Dataset rows for apps and sites:
━━━━━━━━

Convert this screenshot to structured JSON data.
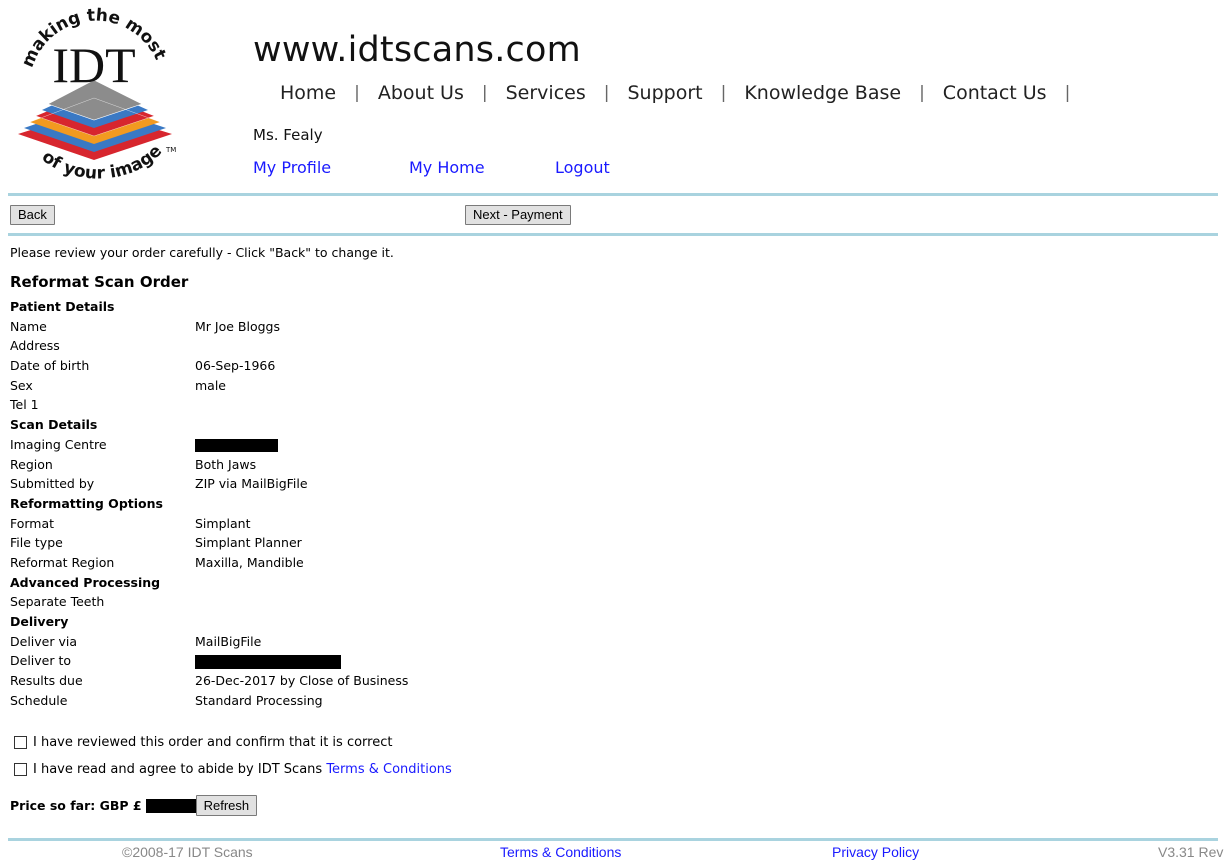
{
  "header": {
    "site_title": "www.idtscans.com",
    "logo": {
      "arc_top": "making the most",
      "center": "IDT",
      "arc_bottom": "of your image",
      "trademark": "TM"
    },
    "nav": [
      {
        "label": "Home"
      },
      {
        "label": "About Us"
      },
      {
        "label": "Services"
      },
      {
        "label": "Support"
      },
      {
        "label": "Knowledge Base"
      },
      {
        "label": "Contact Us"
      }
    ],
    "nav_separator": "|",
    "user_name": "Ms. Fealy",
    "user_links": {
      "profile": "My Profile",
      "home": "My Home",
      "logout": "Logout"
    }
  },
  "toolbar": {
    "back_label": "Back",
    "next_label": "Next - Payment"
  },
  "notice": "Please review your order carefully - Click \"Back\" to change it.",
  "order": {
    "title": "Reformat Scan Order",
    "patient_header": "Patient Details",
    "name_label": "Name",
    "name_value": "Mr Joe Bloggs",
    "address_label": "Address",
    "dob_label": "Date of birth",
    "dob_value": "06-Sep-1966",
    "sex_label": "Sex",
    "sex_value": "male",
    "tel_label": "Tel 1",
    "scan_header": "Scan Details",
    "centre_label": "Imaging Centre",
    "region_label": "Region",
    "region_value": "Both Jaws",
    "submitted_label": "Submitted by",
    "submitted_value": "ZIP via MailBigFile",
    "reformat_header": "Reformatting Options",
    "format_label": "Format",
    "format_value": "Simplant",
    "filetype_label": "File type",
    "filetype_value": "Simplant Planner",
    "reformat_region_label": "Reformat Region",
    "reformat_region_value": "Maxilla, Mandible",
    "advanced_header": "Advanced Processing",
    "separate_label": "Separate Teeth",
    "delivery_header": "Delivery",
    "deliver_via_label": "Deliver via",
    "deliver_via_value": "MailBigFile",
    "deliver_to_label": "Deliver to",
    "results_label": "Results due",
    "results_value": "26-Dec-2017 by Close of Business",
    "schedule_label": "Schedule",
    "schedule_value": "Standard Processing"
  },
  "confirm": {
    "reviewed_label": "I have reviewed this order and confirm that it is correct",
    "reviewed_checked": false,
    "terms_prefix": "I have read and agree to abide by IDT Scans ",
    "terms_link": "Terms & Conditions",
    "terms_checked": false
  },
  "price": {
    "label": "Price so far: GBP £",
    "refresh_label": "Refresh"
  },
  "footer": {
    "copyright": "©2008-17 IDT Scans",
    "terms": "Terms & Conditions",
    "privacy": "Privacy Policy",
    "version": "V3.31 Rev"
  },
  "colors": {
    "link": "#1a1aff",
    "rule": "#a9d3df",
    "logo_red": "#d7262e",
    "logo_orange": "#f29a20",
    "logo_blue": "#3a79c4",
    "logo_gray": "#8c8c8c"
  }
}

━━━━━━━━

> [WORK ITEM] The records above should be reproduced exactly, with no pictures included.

> [EXERCISE SOLUTION]
Convert this screenshot to structured JSON data.
{
  "header": {
    "site_title": "www.idtscans.com",
    "logo": {
      "arc_top": "making the most",
      "center": "IDT",
      "arc_bottom": "of your image",
      "trademark": "TM"
    },
    "nav": [
      {
        "label": "Home"
      },
      {
        "label": "About Us"
      },
      {
        "label": "Services"
      },
      {
        "label": "Support"
      },
      {
        "label": "Knowledge Base"
      },
      {
        "label": "Contact Us"
      }
    ],
    "nav_separator": "|",
    "user_name": "Ms. Fealy",
    "user_links": {
      "profile": "My Profile",
      "home": "My Home",
      "logout": "Logout"
    }
  },
  "toolbar": {
    "back_label": "Back",
    "next_label": "Next - Payment"
  },
  "notice": "Please review your order carefully - Click \"Back\" to change it.",
  "order": {
    "title": "Reformat Scan Order",
    "patient_header": "Patient Details",
    "name_label": "Name",
    "name_value": "Mr Joe Bloggs",
    "address_label": "Address",
    "dob_label": "Date of birth",
    "dob_value": "06-Sep-1966",
    "sex_label": "Sex",
    "sex_value": "male",
    "tel_label": "Tel 1",
    "scan_header": "Scan Details",
    "centre_label": "Imaging Centre",
    "region_label": "Region",
    "region_value": "Both Jaws",
    "submitted_label": "Submitted by",
    "submitted_value": "ZIP via MailBigFile",
    "reformat_header": "Reformatting Options",
    "format_label": "Format",
    "format_value": "Simplant",
    "filetype_label": "File type",
    "filetype_value": "Simplant Planner",
    "reformat_region_label": "Reformat Region",
    "reformat_region_value": "Maxilla, Mandible",
    "advanced_header": "Advanced Processing",
    "separate_label": "Separate Teeth",
    "delivery_header": "Delivery",
    "deliver_via_label": "Deliver via",
    "deliver_via_value": "MailBigFile",
    "deliver_to_label": "Deliver to",
    "results_label": "Results due",
    "results_value": "26-Dec-2017 by Close of Business",
    "schedule_label": "Schedule",
    "schedule_value": "Standard Processing"
  },
  "confirm": {
    "reviewed_label": "I have reviewed this order and confirm that it is correct",
    "reviewed_checked": false,
    "terms_prefix": "I have read and agree to abide by IDT Scans ",
    "terms_link": "Terms & Conditions",
    "terms_checked": false
  },
  "price": {
    "label": "Price so far: GBP £",
    "refresh_label": "Refresh"
  },
  "footer": {
    "copyright": "©2008-17 IDT Scans",
    "terms": "Terms & Conditions",
    "privacy": "Privacy Policy",
    "version": "V3.31 Rev"
  },
  "colors": {
    "link": "#1a1aff",
    "rule": "#a9d3df",
    "logo_red": "#d7262e",
    "logo_orange": "#f29a20",
    "logo_blue": "#3a79c4",
    "logo_gray": "#8c8c8c"
  }
}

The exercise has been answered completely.